- [EXERCISE REQUIREMENTS]:
An exact copy of all records is expected, minus the images.

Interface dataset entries
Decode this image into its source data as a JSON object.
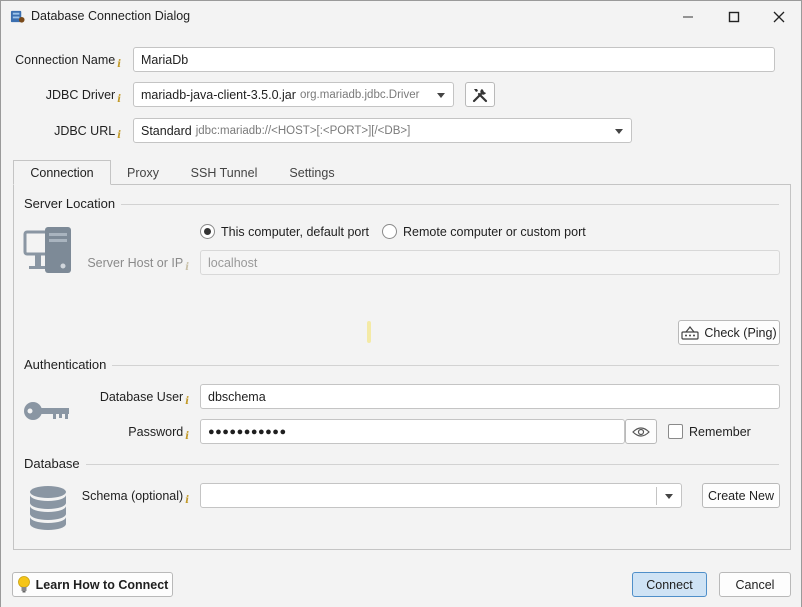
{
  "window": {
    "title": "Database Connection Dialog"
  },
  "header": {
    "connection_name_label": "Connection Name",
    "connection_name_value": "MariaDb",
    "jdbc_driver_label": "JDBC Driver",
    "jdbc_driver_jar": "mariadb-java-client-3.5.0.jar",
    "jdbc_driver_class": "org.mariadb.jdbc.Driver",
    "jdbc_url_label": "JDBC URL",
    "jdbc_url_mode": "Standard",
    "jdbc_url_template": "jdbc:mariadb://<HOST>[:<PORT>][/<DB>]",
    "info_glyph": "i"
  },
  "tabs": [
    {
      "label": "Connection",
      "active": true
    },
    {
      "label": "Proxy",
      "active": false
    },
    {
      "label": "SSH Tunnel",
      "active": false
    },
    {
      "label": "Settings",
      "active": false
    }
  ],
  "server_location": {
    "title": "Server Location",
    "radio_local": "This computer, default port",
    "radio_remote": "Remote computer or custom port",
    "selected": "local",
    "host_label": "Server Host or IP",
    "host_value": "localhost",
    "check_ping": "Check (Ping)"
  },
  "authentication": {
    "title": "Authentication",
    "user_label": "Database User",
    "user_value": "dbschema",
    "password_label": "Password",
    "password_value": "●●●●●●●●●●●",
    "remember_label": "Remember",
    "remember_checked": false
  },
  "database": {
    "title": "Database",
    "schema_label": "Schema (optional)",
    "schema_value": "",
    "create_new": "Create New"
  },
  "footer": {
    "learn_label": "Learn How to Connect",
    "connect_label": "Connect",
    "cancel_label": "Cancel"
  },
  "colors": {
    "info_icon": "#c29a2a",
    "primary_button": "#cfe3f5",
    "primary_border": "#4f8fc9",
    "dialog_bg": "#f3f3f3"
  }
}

- [SOLUTION TO THE PROBLEM]:
Decode this image into its source data as a JSON object.
{
  "window": {
    "title": "Database Connection Dialog"
  },
  "header": {
    "connection_name_label": "Connection Name",
    "connection_name_value": "MariaDb",
    "jdbc_driver_label": "JDBC Driver",
    "jdbc_driver_jar": "mariadb-java-client-3.5.0.jar",
    "jdbc_driver_class": "org.mariadb.jdbc.Driver",
    "jdbc_url_label": "JDBC URL",
    "jdbc_url_mode": "Standard",
    "jdbc_url_template": "jdbc:mariadb://<HOST>[:<PORT>][/<DB>]",
    "info_glyph": "i"
  },
  "tabs": [
    {
      "label": "Connection",
      "active": true
    },
    {
      "label": "Proxy",
      "active": false
    },
    {
      "label": "SSH Tunnel",
      "active": false
    },
    {
      "label": "Settings",
      "active": false
    }
  ],
  "server_location": {
    "title": "Server Location",
    "radio_local": "This computer, default port",
    "radio_remote": "Remote computer or custom port",
    "selected": "local",
    "host_label": "Server Host or IP",
    "host_value": "localhost",
    "check_ping": "Check (Ping)"
  },
  "authentication": {
    "title": "Authentication",
    "user_label": "Database User",
    "user_value": "dbschema",
    "password_label": "Password",
    "password_value": "●●●●●●●●●●●",
    "remember_label": "Remember",
    "remember_checked": false
  },
  "database": {
    "title": "Database",
    "schema_label": "Schema (optional)",
    "schema_value": "",
    "create_new": "Create New"
  },
  "footer": {
    "learn_label": "Learn How to Connect",
    "connect_label": "Connect",
    "cancel_label": "Cancel"
  },
  "colors": {
    "info_icon": "#c29a2a",
    "primary_button": "#cfe3f5",
    "primary_border": "#4f8fc9",
    "dialog_bg": "#f3f3f3"
  }
}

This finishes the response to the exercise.